Unlike many defendants who remain silent to avoid saying anything in court that could be used against them, Correia has been outspoken since his 2018 arrest. He toured with reporters in a PowerPoint presentation to discuss the tumultuous political career of Correia, a documentary series produced by Mark Wahlberg a few days after the first allegations were made.
“If I do something wrong, come and get me. Go ahead and do it. “But I did not do anything wrong,” said Korea in a series called “Run This City,” which aired last year on the current Quibi streaming platform.
“I am not innocent until I am proven guilty, I am not going to prove my guilt,” he said.
The jury election is scheduled to begin on Tuesday. Correia has been charged with money laundering, extortion and bribery.
His lawyer declined to comment to the Associated Press, but said in the past that he “read the indictment as a bad novel by John von Grisham” and that prosecutors had “no evidence, no material evidence, no legal witness.”
After Korea became a city councilor at the age of 22, the city’s local newspaper, The Herald News, described him as a “classic Fall River kid.”
Correia was at the center of a media frenzy in 2014 when he claimed that Mayor Will Flanagan had intimidated him with a gun during a late-night meeting because Correia had supported a motion to summon the mayor. Flanagan has never been charged, but was recalled that year as a result of the election, and was replaced by a district attorney. Correia will defend in court the same lawyer who defended Flanagan during that investigation.

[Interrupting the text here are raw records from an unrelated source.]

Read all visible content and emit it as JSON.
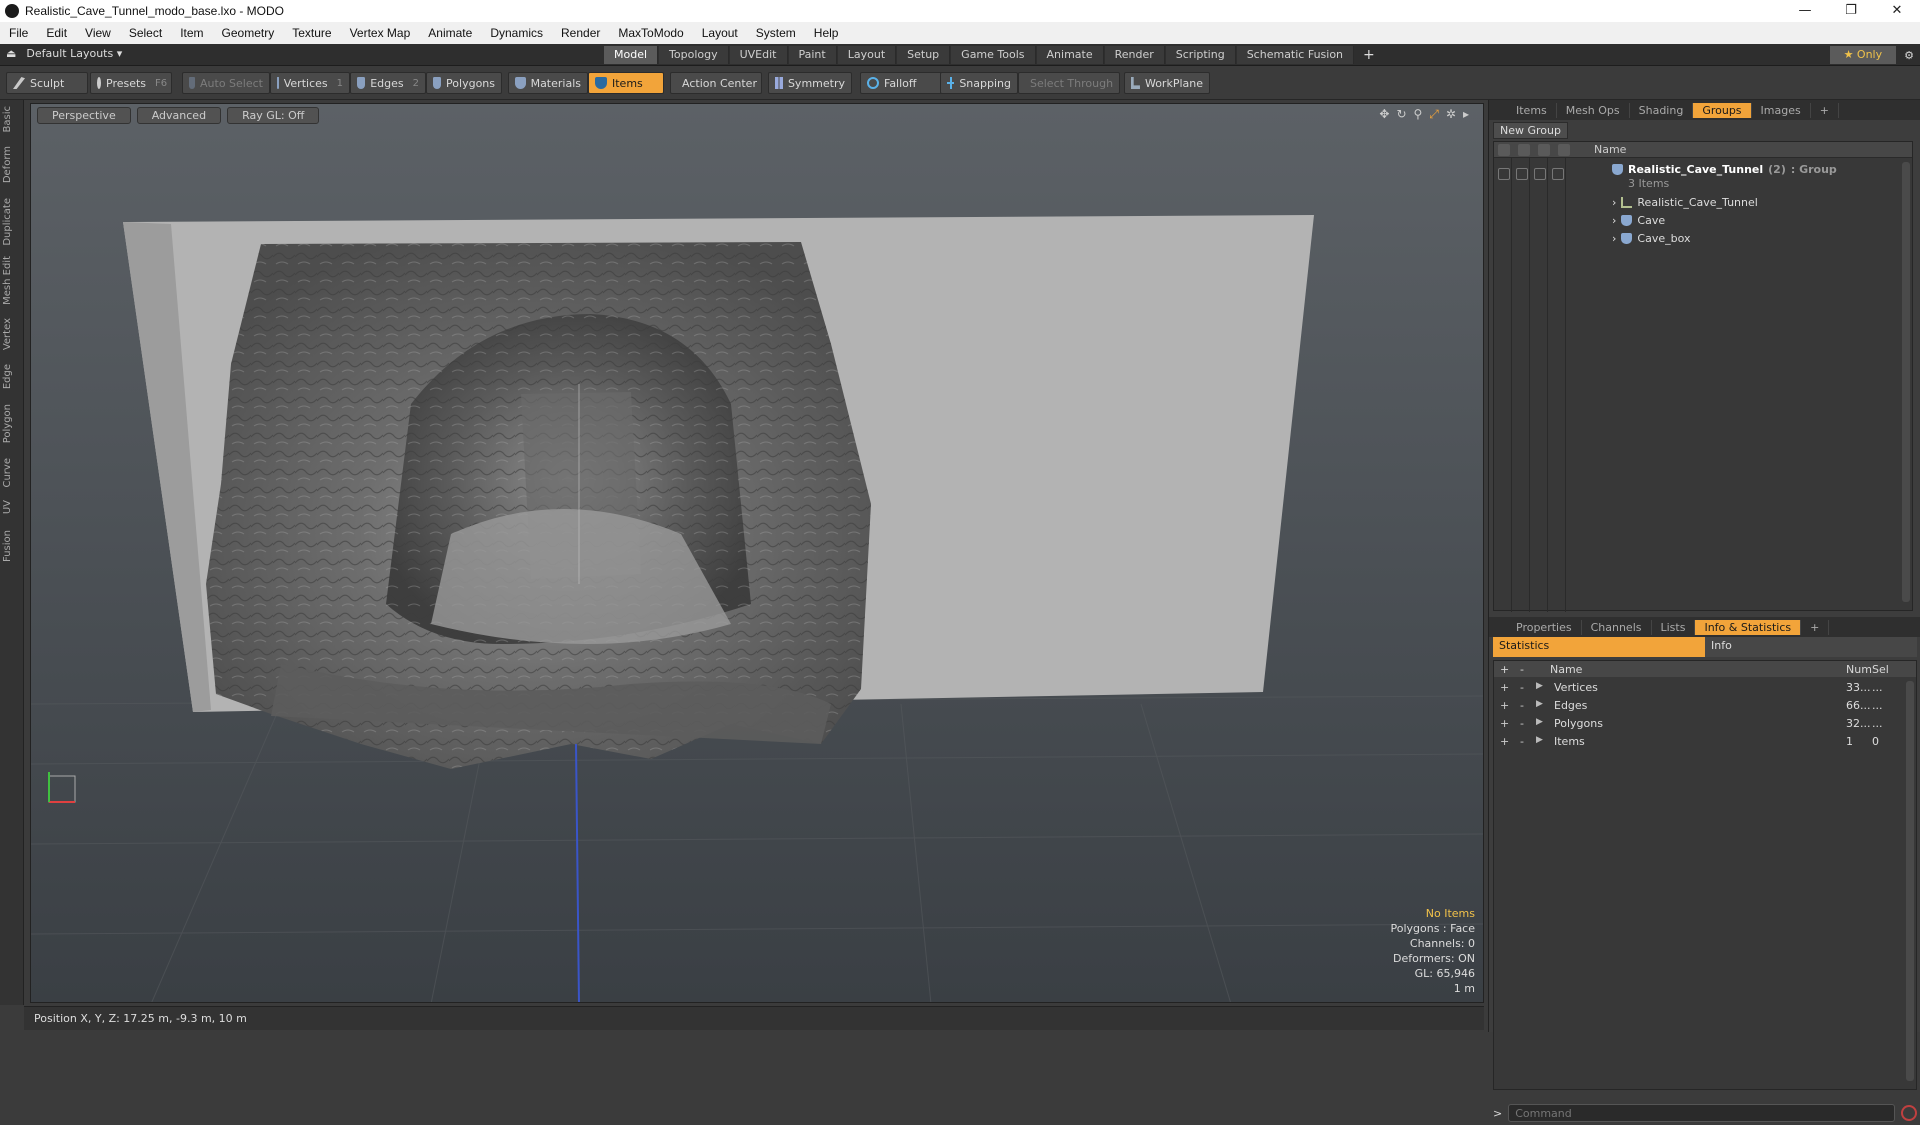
{
  "window": {
    "title": "Realistic_Cave_Tunnel_modo_base.lxo - MODO",
    "minimize": "—",
    "maximize": "❐",
    "close": "✕"
  },
  "menu": [
    "File",
    "Edit",
    "View",
    "Select",
    "Item",
    "Geometry",
    "Texture",
    "Vertex Map",
    "Animate",
    "Dynamics",
    "Render",
    "MaxToModo",
    "Layout",
    "System",
    "Help"
  ],
  "layout_tabs": {
    "layouts_label": "Default Layouts",
    "tabs": [
      "Model",
      "Topology",
      "UVEdit",
      "Paint",
      "Layout",
      "Setup",
      "Game Tools",
      "Animate",
      "Render",
      "Scripting",
      "Schematic Fusion"
    ],
    "active": "Model",
    "only_label": "Only"
  },
  "toolbar": {
    "sculpt": "Sculpt",
    "presets": "Presets",
    "presets_key": "F6",
    "auto_select": "Auto Select",
    "vertices": "Vertices",
    "vertices_count": "1",
    "edges": "Edges",
    "edges_count": "2",
    "polygons": "Polygons",
    "materials": "Materials",
    "items": "Items",
    "action_center": "Action Center",
    "symmetry": "Symmetry",
    "falloff": "Falloff",
    "snapping": "Snapping",
    "select_through": "Select Through",
    "workplane": "WorkPlane"
  },
  "left_tabs": [
    "Basic",
    "Deform",
    "Duplicate",
    "Mesh Edit",
    "Vertex",
    "Edge",
    "Polygon",
    "Curve",
    "UV",
    "Fusion"
  ],
  "viewport": {
    "perspective": "Perspective",
    "advanced": "Advanced",
    "raygl": "Ray GL: Off",
    "stats": {
      "no_items": "No Items",
      "polygons": "Polygons : Face",
      "channels": "Channels: 0",
      "deformers": "Deformers: ON",
      "gl": "GL: 65,946",
      "scale": "1 m"
    }
  },
  "status": {
    "position": "Position X, Y, Z:  17.25 m, -9.3 m, 10 m"
  },
  "groups_panel": {
    "tabs": [
      "Items",
      "Mesh Ops",
      "Shading",
      "Groups",
      "Images"
    ],
    "active": "Groups",
    "new_group": "New Group",
    "header_name": "Name",
    "group": {
      "name": "Realistic_Cave_Tunnel",
      "count": "(2)",
      "type": ": Group",
      "items": "3 Items"
    },
    "children": [
      "Realistic_Cave_Tunnel",
      "Cave",
      "Cave_box"
    ]
  },
  "stats_panel": {
    "tabs": [
      "Properties",
      "Channels",
      "Lists",
      "Info & Statistics"
    ],
    "active": "Info & Statistics",
    "subtabs": [
      "Statistics",
      "Info"
    ],
    "columns": {
      "name": "Name",
      "num": "Num",
      "sel": "Sel"
    },
    "rows": [
      {
        "name": "Vertices",
        "num": "33...",
        "sel": "..."
      },
      {
        "name": "Edges",
        "num": "66...",
        "sel": "..."
      },
      {
        "name": "Polygons",
        "num": "32...",
        "sel": "..."
      },
      {
        "name": "Items",
        "num": "1",
        "sel": "0"
      }
    ]
  },
  "command": {
    "placeholder": "Command",
    "prompt": ">"
  }
}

In the 2015 race against Mayor Sam Sutter, Correia announced an app called SnoOwl, which was capitalized on social media to reach out to voters, promised to attract young people, and transform the city under the slogan “We will try.” Satter raised some questions about Correia’s business, but said he regretted not using the issue during the race.

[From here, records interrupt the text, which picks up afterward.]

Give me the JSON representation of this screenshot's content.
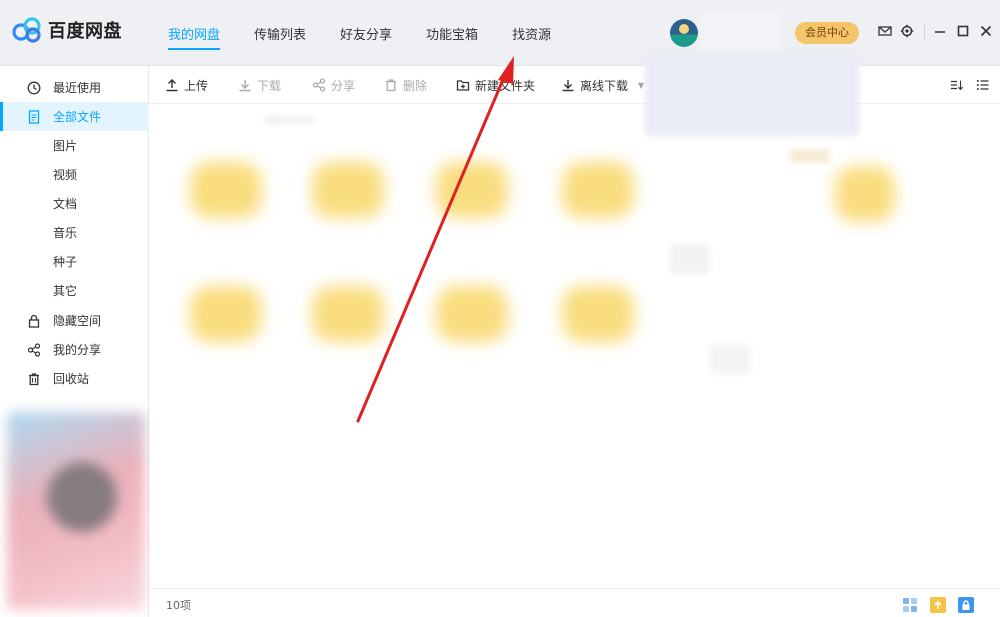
{
  "app": {
    "name": "百度网盘"
  },
  "nav": {
    "tabs": [
      {
        "label": "我的网盘",
        "active": true
      },
      {
        "label": "传输列表",
        "active": false
      },
      {
        "label": "好友分享",
        "active": false
      },
      {
        "label": "功能宝箱",
        "active": false
      },
      {
        "label": "找资源",
        "active": false
      }
    ]
  },
  "header": {
    "vip_label": "会员中心"
  },
  "sidebar": {
    "items": [
      {
        "label": "最近使用",
        "icon": "clock-icon"
      },
      {
        "label": "全部文件",
        "icon": "file-icon",
        "active": true
      },
      {
        "label": "图片"
      },
      {
        "label": "视频"
      },
      {
        "label": "文档"
      },
      {
        "label": "音乐"
      },
      {
        "label": "种子"
      },
      {
        "label": "其它"
      },
      {
        "label": "隐藏空间",
        "icon": "lock-icon"
      },
      {
        "label": "我的分享",
        "icon": "share-icon"
      },
      {
        "label": "回收站",
        "icon": "trash-icon"
      }
    ]
  },
  "toolbar": {
    "upload": "上传",
    "download": "下载",
    "share": "分享",
    "delete": "删除",
    "new_folder": "新建文件夹",
    "offline_download": "离线下载"
  },
  "status": {
    "item_count": "10项"
  },
  "colors": {
    "accent": "#06a7ff",
    "vip": "#f4c56b",
    "annotation": "#e02020"
  }
}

“Asi Asiel claimed he was a millionaire entrepreneur when he was not, և I was kind of guilty of not being able to find out. “I knew SnoOwl was a bust,” Satter said.

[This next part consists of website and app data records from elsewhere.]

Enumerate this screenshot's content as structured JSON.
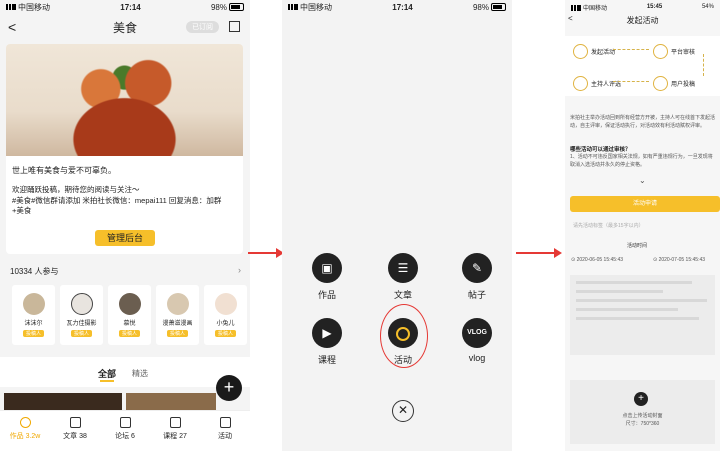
{
  "panel1": {
    "status": {
      "carrier": "中国移动",
      "time": "17:14",
      "battery": "98%"
    },
    "nav": {
      "back": "<",
      "title": "美食",
      "badge": "已订阅"
    },
    "card": {
      "line1": "世上唯有美食与爱不可辜负。",
      "line2": "欢迎踊跃投稿，期待您的阅读与关注～",
      "line3": "#美食#微信群请添加 米拍社长微信：mepai111 回复消息：加群",
      "line4": "+美食",
      "manage_button": "管理后台"
    },
    "participants_label": "10334 人参与",
    "participants": [
      {
        "name": "沫沫尔",
        "tag": "投稿人"
      },
      {
        "name": "瓦力佳摄影",
        "tag": "投稿人"
      },
      {
        "name": "慕悦",
        "tag": "投稿人"
      },
      {
        "name": "漫萧滋漫画",
        "tag": "投稿人"
      },
      {
        "name": "小兔儿",
        "tag": "投稿人"
      }
    ],
    "filters": {
      "all": "全部",
      "selected": "精选"
    },
    "tabs": [
      {
        "label": "作品 3.2w",
        "active": true
      },
      {
        "label": "文章 38",
        "active": false
      },
      {
        "label": "论坛 6",
        "active": false
      },
      {
        "label": "课程 27",
        "active": false
      },
      {
        "label": "活动",
        "active": false
      }
    ]
  },
  "panel2": {
    "status": {
      "carrier": "中国移动",
      "time": "17:14",
      "battery": "98%"
    },
    "items": [
      {
        "label": "作品",
        "icon": "image-icon"
      },
      {
        "label": "文章",
        "icon": "article-icon"
      },
      {
        "label": "帖子",
        "icon": "post-icon"
      },
      {
        "label": "课程",
        "icon": "course-icon"
      },
      {
        "label": "活动",
        "icon": "activity-icon"
      },
      {
        "label": "vlog",
        "icon": "vlog-icon"
      }
    ],
    "vlog_badge": "VLOG"
  },
  "panel3": {
    "status": {
      "carrier": "中国移动",
      "time": "15:45",
      "battery": "54%"
    },
    "nav": {
      "back": "<",
      "title": "发起活动"
    },
    "flow": [
      "发起活动",
      "平台审核",
      "主持人评选",
      "用户投稿"
    ],
    "desc": "米拍社主举办活动回到所有经营方开被，主持人可在线首下发起活动，自主评审，保证活动执行，对活动效有利活动赋权评审。",
    "q_title": "哪些活动可以通过审核？",
    "q_body": "1、活动不可违反国家相关法规，如有严重违规行为，一旦发现将取消入选活动并永久的停止资格。",
    "apply_button": "活动申请",
    "form_hint": "请先活动标签（最多15字以内）",
    "time_label": "活动时间",
    "start_time": "2020-06-05 15:45:43",
    "end_time": "2020-07-05 15:45:43",
    "upload_text": "点击上传活动封面",
    "upload_size": "尺寸：750*360"
  },
  "colors": {
    "accent": "#f6bf2a",
    "arrow": "#e53935"
  }
}
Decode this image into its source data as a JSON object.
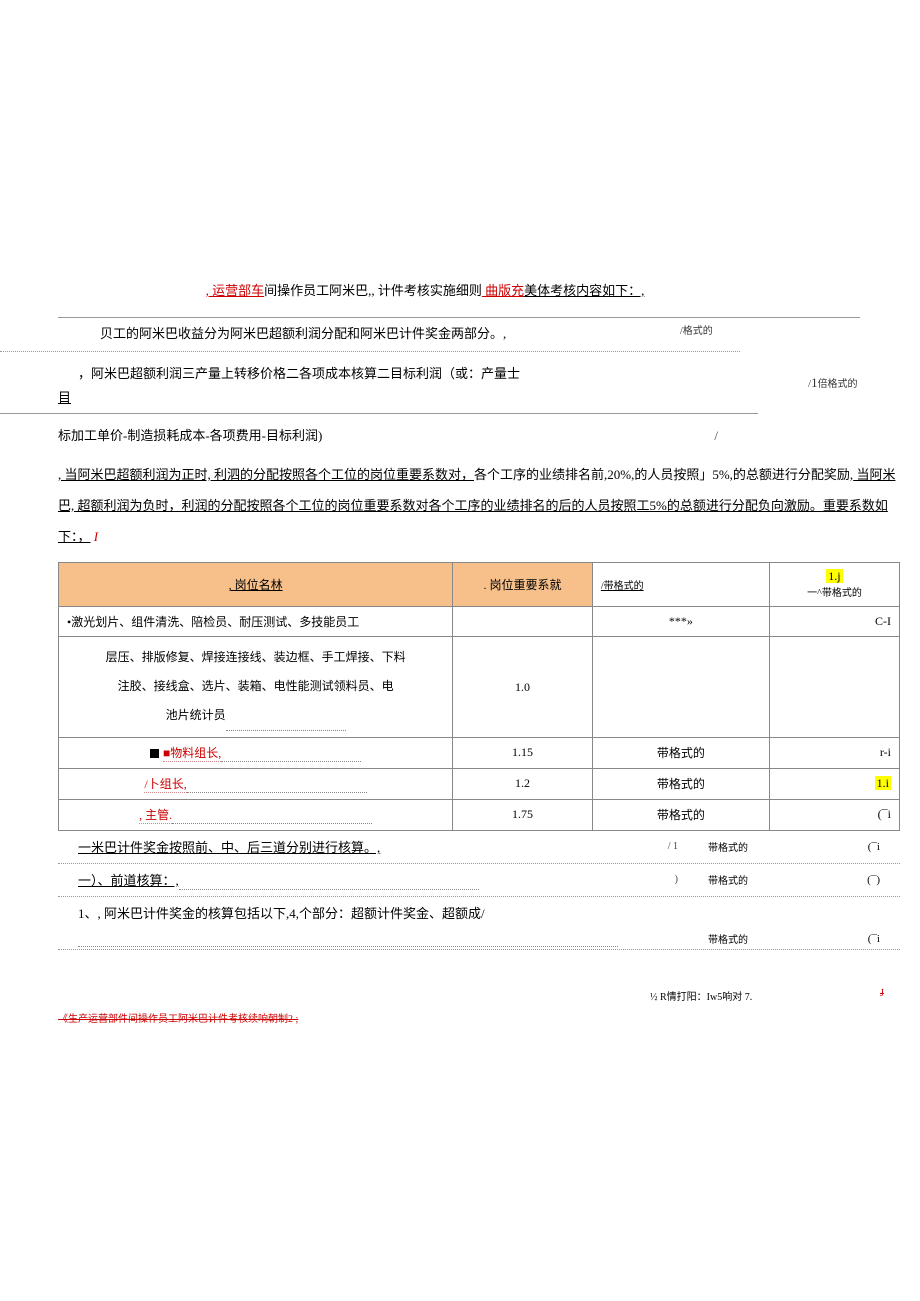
{
  "title": {
    "part1": ", 运营部车",
    "part2": "间操作员工阿米巴,, 计件考核实施细则",
    "part3": " 曲版充",
    "part4": "美体考核内容如下：,",
    "trailing": ""
  },
  "lines": {
    "l1_pre": "贝工的阿米巴收益分为阿米巴超额利润分配和阿米巴计件奖金两部分。,",
    "note_top1": "/格式的",
    "l2": "，阿米巴超额利润三产量上转移价格二各项成本核算二目标利润（或：产量士",
    "l2_suffix": "目",
    "note_top2": "/1倍格式的",
    "l3": "标加工单价-制造损耗成本-各项费用-目标利润)",
    "para1": ", 当阿米巴超额利润为正时, 利泗的分配按照各个工位的岗位重要系数对，",
    "para1b": "各个工序的业绩排名前,20%,的人员按照」5%,的总额进行分配奖励,",
    "para1c": " 当阿米巴, 超额利润为负时，利润的分配按照各个工位的岗位重要系数对各个工序的业绩排名的后",
    "para1d": "的人员按照工5%的总额进行分配负向激励。重要系数如下：，",
    "para1d_trail": "I"
  },
  "table": {
    "headers": {
      "name": ", 岗位名林",
      "coef": ". 岗位重要系就",
      "note1": "/带格式的",
      "note2_a": "1.j",
      "note2_b": "一^带格式的"
    },
    "rows": [
      {
        "name": "•激光划片、组件清洗、陪检员、耐压测试、多技能员工",
        "coef": "",
        "note1": "***»",
        "note2": "C-I"
      },
      {
        "name_multi": "层压、排版修复、焊接连接线、装边框、手工焊接、下料\n注胶、接线盒、选片、装箱、电性能测试领料员、电\n池片统计员",
        "coef": "1.0",
        "note1": "",
        "note2": ""
      },
      {
        "name": "■物料组长,",
        "coef": "1.15",
        "note1": "带格式的",
        "note2": "r-i"
      },
      {
        "name": "/卜组长,",
        "coef": "1.2",
        "note1": "带格式的",
        "note2": "1.i",
        "hl": true
      },
      {
        "name": ", 主管.",
        "coef": "1.75",
        "note1": "带格式的",
        "note2": "(¯i"
      }
    ]
  },
  "post": [
    {
      "left": "一米巴计件奖金按照前、中、后三道分别进行核算。,",
      "mid": "/ 1",
      "label": "带格式的",
      "right": "(¯i"
    },
    {
      "left": "一）、前道核算：,",
      "mid": ")",
      "label": "带格式的",
      "right": "(¯)"
    },
    {
      "left": "1、, 阿米巴计件奖金的核算包括以下,4,个部分：超额计件奖金、超额成/",
      "mid": "",
      "label": "带格式的",
      "right": "(¯i"
    }
  ],
  "footer": {
    "strike": "《生产运营部件间操作员工阿米巴计件考核续响朝制2 ;",
    "right_main": "½ R情打阳：Iw5响对 7.",
    "right_j": "J"
  }
}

Authorities say that three years before he became mayor of Korea, he began looking for investors in his start-up company, promising not to take a salary; he had already sold another big-profit program. Within weeks of receiving a $ 50,000 coupon from one investor, prosecutors say Correia used $ 10,000 to buy a Mercedes sedan.
Over the next few months, prosecutors say, Korean investors paid cash for dating services, luxury hotels, designer clothing, easing student loan debt, and supporting his political career. In total, prosecutors say he spent nearly two-thirds of the more than $ 360,000 he owed investors.
For months after his arrest, Correia resisted calls to resign, survived a bizarre election in March 2019, during which he was recalled by voters, and was re-elected the same night. But after being arrested for the second time by federal agents, this time for an extortion scheme, he agreed to take a leave of absence in October 2019. He was ousted by voters the following month.
As mayor, Correa is accused of accepting bribes from marijuana companies to obtain a license from the city for the approval letters they need. Authorities say Correia or its partners have negotiated bribes with company owners in places such as the Boston Crispy Steak and Cigar Bars և Dunkin Donuts.
“You’re a family now,” Correia chief of staff Gen Yenovia Andrade told one of them after they agreed on a bribe during a meeting in 2018, authorities said in court documents.
In another case, a mediator left an envelope filled with $ 25,000 in cash from a marijuana business owner in a cabin behind the home of a Corriia assistant, prosecutors said. Authorities say the aide later returned the money to the mediator, saying Korea feared it was “food money.”
Three Correia supporters who pleaded guilty to the extortion scheme are among those who could testify against him.
Meanwhile, in Fall River, many who feel sorry for the former mayor will be watching.
“There was a local person I knew who shouted at me, saying how stupid he felt the child was tying him up,” said Pereira, a city councilor.
“I said, ‘Do you know what?’ “Do not feel that way, because he persuaded an entire community,” he said.